When the string "SPRINKLER" occurs in a line of the records, show that line.

BEGIN Material provided

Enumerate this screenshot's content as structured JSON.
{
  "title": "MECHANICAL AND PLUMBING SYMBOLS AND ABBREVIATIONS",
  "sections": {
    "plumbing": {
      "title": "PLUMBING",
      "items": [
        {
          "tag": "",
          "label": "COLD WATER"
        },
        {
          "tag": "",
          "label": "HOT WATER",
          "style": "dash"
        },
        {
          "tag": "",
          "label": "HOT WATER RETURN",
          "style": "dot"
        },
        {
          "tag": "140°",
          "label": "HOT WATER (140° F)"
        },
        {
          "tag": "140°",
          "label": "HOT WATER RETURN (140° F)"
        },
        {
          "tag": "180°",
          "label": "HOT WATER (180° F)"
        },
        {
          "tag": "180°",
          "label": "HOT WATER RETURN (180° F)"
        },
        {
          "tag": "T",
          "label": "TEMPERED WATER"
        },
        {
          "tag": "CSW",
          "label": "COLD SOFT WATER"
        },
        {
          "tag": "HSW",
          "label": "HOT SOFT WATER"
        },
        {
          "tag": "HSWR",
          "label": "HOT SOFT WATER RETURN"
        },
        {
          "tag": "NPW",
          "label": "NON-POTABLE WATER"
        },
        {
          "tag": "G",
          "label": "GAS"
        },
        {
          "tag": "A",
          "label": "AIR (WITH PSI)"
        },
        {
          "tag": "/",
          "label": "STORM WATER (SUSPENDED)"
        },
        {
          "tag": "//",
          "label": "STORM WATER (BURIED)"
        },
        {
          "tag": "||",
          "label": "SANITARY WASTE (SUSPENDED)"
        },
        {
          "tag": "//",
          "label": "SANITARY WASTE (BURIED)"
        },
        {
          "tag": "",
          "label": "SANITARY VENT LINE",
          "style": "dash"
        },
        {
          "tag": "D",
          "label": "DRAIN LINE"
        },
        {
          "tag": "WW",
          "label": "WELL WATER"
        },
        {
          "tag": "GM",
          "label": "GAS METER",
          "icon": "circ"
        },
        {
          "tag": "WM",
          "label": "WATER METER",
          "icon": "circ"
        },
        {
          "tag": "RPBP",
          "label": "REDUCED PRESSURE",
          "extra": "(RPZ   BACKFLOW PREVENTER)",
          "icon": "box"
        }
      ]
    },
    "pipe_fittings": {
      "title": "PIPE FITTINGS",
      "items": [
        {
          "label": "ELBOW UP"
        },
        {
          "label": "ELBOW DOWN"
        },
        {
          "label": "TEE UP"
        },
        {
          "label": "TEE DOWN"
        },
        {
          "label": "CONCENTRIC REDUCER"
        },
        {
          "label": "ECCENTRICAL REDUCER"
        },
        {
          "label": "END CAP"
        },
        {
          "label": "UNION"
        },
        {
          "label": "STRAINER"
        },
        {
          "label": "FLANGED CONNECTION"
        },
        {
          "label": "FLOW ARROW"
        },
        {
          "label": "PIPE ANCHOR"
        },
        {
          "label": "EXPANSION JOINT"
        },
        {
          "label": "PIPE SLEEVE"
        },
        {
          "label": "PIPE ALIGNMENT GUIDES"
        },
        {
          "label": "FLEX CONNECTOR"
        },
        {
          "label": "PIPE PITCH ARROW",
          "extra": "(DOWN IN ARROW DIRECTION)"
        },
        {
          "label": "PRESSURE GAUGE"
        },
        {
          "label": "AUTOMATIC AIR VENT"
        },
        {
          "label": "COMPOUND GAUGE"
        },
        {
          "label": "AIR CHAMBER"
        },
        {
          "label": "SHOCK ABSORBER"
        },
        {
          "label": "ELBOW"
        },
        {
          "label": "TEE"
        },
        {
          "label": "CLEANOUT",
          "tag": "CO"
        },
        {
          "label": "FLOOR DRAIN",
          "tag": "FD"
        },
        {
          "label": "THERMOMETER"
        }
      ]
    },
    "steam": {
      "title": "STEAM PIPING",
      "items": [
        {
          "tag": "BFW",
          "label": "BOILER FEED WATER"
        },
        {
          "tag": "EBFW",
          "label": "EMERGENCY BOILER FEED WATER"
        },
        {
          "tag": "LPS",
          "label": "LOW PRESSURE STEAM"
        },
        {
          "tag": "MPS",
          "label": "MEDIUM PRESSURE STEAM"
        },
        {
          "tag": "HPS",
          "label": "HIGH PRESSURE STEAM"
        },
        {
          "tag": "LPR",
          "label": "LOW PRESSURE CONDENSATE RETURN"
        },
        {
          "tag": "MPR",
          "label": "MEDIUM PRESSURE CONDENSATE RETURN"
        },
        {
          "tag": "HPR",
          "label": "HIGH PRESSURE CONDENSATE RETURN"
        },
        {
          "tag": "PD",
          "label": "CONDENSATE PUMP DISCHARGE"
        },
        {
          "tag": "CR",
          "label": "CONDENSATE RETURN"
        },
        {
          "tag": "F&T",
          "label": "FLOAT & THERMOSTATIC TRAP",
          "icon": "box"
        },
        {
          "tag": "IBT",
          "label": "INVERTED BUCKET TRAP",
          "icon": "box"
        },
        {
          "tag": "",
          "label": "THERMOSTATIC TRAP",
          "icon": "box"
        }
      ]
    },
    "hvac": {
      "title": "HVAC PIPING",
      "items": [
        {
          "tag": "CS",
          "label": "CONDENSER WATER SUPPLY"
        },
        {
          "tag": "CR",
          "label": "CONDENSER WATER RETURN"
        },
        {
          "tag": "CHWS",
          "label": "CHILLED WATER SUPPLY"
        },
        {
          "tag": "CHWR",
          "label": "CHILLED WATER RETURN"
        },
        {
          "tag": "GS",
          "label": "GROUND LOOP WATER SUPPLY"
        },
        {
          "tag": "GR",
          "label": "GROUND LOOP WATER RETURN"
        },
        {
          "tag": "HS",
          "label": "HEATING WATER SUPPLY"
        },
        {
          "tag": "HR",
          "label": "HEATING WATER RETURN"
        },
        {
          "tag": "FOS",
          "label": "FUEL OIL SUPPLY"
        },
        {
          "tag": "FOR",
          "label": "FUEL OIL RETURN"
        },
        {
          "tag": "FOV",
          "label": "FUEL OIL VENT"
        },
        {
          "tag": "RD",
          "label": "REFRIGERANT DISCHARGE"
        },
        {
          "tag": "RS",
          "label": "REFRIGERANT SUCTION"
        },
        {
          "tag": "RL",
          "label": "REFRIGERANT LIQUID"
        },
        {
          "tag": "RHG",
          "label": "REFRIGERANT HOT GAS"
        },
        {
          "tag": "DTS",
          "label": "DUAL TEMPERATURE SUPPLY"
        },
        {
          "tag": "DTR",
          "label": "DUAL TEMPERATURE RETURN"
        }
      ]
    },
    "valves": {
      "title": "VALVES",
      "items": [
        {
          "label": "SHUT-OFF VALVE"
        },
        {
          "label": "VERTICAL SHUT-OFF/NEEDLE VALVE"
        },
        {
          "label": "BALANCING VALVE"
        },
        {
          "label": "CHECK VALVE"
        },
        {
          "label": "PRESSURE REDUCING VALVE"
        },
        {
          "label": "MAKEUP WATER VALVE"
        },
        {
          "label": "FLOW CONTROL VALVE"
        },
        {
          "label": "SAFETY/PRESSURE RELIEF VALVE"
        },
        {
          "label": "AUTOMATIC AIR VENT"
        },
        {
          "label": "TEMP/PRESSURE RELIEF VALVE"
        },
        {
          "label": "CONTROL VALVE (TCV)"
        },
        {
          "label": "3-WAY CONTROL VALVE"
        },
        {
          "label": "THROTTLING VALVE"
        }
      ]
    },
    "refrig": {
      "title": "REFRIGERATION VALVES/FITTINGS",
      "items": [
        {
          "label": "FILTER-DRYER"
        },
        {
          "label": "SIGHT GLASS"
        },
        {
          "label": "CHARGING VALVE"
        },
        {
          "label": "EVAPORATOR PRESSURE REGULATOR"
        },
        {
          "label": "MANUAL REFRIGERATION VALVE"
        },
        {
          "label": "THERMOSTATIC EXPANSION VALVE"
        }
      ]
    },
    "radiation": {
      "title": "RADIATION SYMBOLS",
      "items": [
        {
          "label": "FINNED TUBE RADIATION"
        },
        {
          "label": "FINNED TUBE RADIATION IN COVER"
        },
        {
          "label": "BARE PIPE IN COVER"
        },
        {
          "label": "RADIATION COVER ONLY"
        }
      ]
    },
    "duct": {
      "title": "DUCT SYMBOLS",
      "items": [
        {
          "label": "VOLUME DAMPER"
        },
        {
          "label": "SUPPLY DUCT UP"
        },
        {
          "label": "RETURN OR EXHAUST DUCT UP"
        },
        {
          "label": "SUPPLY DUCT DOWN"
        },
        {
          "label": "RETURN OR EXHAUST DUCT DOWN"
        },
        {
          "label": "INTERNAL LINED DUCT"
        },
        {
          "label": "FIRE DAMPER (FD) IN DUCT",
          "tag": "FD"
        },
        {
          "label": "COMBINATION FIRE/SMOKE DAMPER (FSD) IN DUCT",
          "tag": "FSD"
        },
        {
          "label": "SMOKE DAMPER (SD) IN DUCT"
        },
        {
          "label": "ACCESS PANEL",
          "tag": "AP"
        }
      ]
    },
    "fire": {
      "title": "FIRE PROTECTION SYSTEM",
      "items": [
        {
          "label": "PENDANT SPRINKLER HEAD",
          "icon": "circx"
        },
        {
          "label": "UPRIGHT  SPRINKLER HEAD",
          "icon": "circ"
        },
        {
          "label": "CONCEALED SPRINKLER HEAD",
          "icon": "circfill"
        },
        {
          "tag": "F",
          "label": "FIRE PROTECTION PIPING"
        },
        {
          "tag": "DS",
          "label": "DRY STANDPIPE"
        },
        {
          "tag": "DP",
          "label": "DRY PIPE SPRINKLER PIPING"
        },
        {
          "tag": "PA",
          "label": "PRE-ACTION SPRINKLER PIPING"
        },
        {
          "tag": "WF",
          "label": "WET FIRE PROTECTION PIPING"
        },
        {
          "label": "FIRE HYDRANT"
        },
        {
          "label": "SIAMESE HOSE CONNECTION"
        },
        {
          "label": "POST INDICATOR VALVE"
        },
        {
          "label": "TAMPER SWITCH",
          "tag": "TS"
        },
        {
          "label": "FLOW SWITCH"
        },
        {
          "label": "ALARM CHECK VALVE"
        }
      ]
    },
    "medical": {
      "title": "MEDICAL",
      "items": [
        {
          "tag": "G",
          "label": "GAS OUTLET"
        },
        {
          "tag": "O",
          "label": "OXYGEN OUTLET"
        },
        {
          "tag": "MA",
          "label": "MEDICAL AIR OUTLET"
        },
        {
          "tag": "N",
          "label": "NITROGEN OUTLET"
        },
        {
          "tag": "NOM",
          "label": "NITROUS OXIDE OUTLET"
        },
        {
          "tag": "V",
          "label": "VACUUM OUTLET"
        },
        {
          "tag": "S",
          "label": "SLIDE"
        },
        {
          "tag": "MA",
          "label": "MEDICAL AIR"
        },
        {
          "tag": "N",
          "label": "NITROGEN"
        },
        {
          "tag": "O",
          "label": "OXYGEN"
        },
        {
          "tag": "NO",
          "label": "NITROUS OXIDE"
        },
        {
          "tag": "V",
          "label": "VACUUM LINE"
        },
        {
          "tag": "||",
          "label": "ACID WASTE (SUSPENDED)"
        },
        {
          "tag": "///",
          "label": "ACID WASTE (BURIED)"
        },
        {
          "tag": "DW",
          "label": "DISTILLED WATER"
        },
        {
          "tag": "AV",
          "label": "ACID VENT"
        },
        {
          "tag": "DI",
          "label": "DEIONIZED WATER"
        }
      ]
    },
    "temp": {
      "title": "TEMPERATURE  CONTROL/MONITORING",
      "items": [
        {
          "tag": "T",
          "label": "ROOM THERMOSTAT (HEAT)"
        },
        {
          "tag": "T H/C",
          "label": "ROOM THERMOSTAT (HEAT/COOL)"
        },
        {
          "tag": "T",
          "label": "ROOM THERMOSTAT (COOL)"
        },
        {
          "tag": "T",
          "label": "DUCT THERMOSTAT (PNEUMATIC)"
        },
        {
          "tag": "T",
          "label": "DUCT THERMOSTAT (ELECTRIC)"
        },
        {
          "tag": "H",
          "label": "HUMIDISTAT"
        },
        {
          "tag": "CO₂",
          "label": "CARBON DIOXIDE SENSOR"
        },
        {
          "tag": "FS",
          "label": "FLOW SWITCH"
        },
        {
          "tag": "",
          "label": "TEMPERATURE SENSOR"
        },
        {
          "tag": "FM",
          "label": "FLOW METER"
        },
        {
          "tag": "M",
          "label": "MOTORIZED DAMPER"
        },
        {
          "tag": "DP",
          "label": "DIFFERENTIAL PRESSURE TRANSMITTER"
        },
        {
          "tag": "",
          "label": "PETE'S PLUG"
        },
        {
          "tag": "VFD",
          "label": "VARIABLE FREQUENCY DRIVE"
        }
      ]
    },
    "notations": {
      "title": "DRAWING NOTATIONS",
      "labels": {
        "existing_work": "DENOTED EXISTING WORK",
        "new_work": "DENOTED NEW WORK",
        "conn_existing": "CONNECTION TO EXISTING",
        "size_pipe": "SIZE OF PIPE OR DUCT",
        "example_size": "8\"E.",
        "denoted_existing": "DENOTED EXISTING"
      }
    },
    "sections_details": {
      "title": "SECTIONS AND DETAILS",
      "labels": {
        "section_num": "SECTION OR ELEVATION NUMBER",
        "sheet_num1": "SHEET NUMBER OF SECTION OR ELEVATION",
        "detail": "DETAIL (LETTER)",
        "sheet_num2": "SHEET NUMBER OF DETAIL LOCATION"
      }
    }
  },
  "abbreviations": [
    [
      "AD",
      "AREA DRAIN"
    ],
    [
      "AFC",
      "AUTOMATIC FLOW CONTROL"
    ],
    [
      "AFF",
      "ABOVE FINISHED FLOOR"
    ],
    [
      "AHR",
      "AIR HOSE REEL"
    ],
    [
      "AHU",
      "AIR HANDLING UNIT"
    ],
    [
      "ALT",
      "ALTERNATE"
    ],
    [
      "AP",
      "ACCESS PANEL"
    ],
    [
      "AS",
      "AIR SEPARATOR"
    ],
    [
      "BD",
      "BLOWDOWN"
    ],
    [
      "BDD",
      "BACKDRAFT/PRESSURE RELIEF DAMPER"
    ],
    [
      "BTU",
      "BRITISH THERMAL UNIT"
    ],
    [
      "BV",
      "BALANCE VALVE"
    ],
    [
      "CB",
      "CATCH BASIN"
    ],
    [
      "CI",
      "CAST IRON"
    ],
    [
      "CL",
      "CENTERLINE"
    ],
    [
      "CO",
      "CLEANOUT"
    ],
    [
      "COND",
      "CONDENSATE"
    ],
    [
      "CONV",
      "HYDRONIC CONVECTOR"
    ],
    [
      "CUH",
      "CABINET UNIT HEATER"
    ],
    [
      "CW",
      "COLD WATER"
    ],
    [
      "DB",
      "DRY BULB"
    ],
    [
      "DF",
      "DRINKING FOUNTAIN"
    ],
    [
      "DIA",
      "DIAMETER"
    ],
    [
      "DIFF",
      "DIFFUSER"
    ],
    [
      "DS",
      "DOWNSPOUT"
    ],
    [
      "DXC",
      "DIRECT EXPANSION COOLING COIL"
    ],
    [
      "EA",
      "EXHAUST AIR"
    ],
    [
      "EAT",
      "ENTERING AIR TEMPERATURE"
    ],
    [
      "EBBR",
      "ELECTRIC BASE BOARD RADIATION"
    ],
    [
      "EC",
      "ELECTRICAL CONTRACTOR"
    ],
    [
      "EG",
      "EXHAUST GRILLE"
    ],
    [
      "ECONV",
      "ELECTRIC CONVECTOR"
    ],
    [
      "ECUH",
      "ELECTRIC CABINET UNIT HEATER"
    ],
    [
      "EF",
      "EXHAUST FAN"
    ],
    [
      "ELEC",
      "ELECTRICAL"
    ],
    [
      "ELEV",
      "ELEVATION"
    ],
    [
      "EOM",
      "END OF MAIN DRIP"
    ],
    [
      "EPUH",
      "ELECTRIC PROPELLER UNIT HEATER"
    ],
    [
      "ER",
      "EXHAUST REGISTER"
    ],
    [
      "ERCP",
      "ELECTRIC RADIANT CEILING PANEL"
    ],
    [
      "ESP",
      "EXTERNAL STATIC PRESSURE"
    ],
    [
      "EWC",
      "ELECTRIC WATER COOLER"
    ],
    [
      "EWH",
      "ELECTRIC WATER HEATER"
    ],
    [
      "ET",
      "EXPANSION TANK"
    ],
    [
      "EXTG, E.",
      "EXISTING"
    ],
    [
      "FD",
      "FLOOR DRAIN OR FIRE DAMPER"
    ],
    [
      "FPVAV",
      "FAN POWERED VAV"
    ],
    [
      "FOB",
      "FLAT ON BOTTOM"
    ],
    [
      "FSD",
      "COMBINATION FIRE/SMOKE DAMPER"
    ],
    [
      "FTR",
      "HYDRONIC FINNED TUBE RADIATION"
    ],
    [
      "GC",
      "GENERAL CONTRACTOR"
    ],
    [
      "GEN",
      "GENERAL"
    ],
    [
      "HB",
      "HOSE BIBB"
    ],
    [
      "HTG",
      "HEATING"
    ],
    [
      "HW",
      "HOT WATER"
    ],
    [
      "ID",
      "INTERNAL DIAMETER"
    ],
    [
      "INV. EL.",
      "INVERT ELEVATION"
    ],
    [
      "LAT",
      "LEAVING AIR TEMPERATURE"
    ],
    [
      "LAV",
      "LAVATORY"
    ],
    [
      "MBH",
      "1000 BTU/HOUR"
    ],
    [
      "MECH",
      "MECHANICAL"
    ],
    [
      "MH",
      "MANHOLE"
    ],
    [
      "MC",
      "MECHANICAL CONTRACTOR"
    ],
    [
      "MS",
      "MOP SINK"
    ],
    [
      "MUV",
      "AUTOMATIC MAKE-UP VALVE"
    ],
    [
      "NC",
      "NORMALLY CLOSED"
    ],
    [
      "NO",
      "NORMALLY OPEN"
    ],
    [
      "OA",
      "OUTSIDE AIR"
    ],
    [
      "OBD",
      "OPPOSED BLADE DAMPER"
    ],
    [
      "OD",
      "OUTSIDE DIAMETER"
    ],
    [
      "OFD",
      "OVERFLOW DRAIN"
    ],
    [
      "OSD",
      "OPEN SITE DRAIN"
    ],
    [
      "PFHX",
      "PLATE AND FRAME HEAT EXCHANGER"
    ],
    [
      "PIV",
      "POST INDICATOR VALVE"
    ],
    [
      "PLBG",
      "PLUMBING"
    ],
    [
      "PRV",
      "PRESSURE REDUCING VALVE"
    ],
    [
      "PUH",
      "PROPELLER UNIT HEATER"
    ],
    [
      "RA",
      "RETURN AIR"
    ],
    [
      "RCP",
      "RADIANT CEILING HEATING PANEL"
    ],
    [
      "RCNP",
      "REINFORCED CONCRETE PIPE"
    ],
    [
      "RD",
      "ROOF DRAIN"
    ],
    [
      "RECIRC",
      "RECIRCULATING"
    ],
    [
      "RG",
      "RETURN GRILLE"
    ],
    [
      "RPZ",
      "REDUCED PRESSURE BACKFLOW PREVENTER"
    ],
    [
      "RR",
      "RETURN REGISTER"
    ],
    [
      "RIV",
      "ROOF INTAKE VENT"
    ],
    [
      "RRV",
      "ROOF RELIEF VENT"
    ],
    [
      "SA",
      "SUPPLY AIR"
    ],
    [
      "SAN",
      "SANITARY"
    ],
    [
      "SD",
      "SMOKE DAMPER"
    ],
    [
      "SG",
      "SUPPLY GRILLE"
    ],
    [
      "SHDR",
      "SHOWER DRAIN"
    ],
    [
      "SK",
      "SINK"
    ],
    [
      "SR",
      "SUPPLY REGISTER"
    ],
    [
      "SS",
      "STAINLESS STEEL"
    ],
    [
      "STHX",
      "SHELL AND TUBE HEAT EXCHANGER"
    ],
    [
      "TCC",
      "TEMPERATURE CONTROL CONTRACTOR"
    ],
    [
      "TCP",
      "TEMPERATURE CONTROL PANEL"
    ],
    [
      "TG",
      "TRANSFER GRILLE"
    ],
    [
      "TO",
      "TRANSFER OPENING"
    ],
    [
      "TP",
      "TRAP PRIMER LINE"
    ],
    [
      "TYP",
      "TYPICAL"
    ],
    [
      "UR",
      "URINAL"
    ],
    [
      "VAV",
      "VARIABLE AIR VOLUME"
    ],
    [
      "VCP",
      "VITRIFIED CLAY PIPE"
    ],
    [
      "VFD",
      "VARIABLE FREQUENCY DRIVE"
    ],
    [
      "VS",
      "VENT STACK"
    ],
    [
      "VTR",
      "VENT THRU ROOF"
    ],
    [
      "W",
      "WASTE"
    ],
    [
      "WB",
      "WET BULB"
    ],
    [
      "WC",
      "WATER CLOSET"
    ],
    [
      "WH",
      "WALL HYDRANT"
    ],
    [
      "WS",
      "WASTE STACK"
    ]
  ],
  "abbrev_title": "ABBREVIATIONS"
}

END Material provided

Result below:
          "label": "PENDANT SPRINKLER HEAD",
          "label": "UPRIGHT  SPRINKLER HEAD",
          "label": "CONCEALED SPRINKLER HEAD",
          "label": "DRY PIPE SPRINKLER PIPING"
          "label": "PRE-ACTION SPRINKLER PIPING"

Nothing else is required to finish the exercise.